Work instructions: Check every line of the entries below for the word "icon", then give only the number of lines that have it.

Data extracted from a collection
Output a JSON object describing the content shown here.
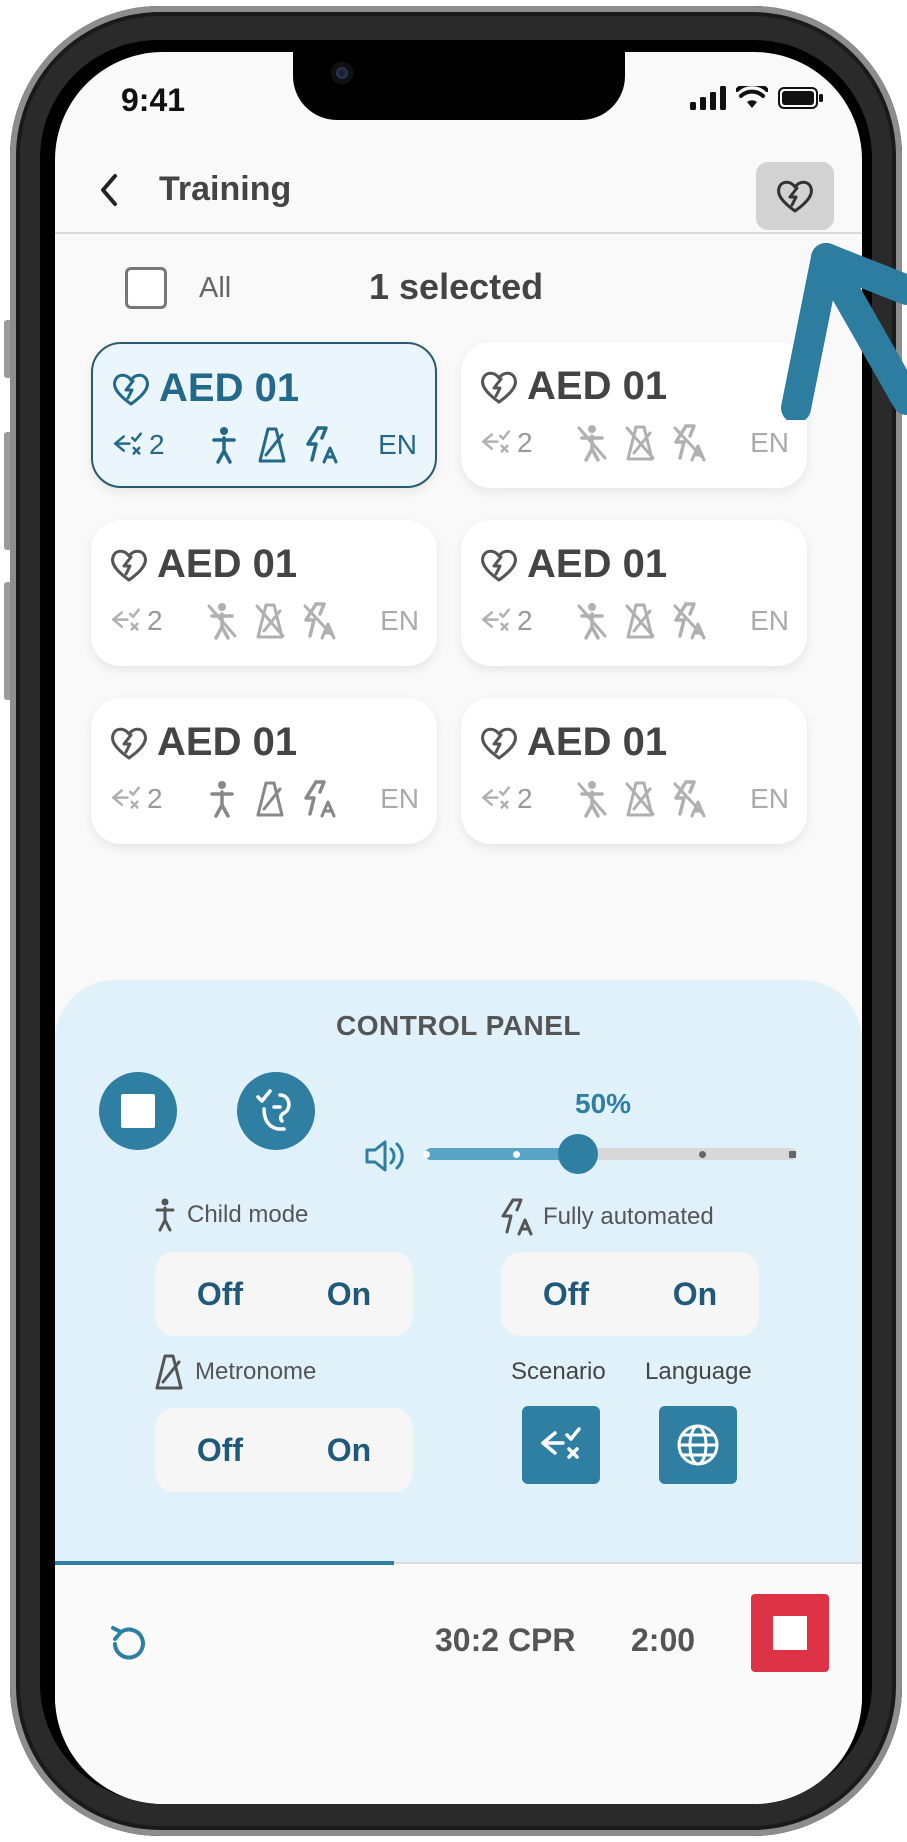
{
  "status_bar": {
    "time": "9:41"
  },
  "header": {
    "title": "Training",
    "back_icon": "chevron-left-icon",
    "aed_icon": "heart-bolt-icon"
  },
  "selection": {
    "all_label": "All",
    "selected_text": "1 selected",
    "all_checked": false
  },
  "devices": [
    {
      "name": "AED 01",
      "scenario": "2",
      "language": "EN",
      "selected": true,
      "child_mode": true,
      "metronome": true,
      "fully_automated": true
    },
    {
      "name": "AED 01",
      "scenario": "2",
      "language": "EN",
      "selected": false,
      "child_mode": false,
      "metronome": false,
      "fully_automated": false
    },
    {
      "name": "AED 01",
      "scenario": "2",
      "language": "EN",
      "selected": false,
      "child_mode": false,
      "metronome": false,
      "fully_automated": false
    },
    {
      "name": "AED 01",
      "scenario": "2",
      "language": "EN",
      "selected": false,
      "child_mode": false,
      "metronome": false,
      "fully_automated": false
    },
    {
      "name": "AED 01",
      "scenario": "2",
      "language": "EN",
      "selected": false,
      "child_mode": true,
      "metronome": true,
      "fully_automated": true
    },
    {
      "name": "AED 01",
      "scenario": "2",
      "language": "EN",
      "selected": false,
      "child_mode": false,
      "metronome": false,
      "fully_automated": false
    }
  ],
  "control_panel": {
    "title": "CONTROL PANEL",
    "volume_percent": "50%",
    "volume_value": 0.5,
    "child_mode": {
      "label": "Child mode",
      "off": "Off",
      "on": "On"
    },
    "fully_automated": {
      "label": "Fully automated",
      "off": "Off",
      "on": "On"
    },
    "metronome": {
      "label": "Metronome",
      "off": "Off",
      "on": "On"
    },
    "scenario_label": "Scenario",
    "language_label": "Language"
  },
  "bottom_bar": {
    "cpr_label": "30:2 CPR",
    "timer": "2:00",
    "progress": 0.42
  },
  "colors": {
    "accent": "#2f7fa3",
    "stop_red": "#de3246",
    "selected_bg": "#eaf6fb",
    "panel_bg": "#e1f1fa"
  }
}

Response to this task: 2